Meantime, analysts and international observers underlined that materialization of the Nabucco gas pipeline project depends on supplying the needed gas for the pipeline.
Fars News 2009-08-29:
Iran, Russia Ready to Boost Ties
TEHRAN (FNA)- The Islamic Republic of Iran and Russia here on Friday called for further expansion of all-out ties between the two states. During their meeting, Iran’s Ambassador to Moscow Mahmoud-Reza Sajjadi and Russian Deputy Foreign Minister Alexei Borodavkin underlined the need for promotion of bilateral political, economic, trade and banking cooperation.
The two countries decided to hold a session of Iran-Russia Joint Economic Commission in Tehran soon. The two officials voiced readiness to carry out joint projects in the areas of energy and transportation, the Islamic republic news agency reported.
Meanwhile, the Iranian envoy called for transportation of Russian goods to Iran by Iran’s shipping at the Caspian Sea. They also underscored the need for exchange of political and economic delegations between the two states.
Fars News 2009-08-14:
Russia to Hold North-South Transport Corridor Rally
TEHRAN (FNA)- The Republic of Kalmykia of the Russian Federation is slated to hold the International North-South Transport Corridor (INSTC) rally. A multi-modal transportation established by Iran, Russia and India in St. Petersburg in September 2000, the INSTC connects the Indian Ocean and the Persian Gulf to the Caspian Sea via Iran, which is then connected to St. Petersburg and North Europe via the Russian Federation, press tv reported.
The event, which is said to be a rival for the famous Paris-Dakar rally, will start next year with the aim of introducing and promoting the North-South Transport Corridor.
The INSTC was expanded to include eleven new members, namely Azerbaijan, Armenia, Kazakhstan, Kyrgyzstan, Tajikistan, Turkey, Ukraine, Belarus, Oman, Syria and Bulgaria.
Introducing the Iran path as a safe transportation route from Asia to Europe and introducing the economical and commercial potentials of the countries along INSTC are among the other aims of the project.
Fars News 2009-06-05:
US Pressing Nabucco Scheme without IranTEHRAN (FNA)- The US announced that it does not support Iran’s involvement in the Nabucco gas pipeline until Tehran ‘changes its policies’. The US special envoy for Eurasian energy issues Richard Morningstar said that Iran can only join the gas pipeline undertaking after the normalization of ties between Tehran and Washington, press tv reported.
He told a group of reporters in Ankara on Thursday that inviting Iran to the project without a resolution to the standoff over its nuclear program could “have a negative effect.” “We don’t want to change our policy unless Iran changes its policy,” AP quoted Morningstar as saying.
The pipeline is to link the Caspian Sea region, the Middle East and Egypt to the European Union via Turkey.

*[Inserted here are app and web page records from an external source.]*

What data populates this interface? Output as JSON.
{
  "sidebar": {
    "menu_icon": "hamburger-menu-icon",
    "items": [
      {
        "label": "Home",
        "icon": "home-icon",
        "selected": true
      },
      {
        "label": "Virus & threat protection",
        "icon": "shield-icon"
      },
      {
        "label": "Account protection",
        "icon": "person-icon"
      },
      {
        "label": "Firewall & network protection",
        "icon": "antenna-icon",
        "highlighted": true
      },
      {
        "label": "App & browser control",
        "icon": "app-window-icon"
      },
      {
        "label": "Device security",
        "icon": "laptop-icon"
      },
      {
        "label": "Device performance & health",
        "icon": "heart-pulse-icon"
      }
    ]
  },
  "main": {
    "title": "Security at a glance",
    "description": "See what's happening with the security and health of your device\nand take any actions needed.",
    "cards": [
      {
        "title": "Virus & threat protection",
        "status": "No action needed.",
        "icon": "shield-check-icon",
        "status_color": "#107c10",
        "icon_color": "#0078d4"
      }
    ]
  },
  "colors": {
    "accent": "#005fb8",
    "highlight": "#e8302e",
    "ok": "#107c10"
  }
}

The Nabucco consortium, which aims at decreasing Europe’s dependence on Russian natural gas, has been unable to find sufficient gas supplies necessary for the feasibility of the project.
Turkey, which is a member of the consortium, has repeatedly voiced its support for Iran’s involvement in the project.
So. That’s some of what I’ve read about this subject today, all from non-western news media sources. Maybe natural disasters, economic worries and Iranian uranium-enrichment facilities aren’t deliberate smokescreens. But the absence of western news about these multi-faceted, multi-nation Caspian Sea developments makes me curious.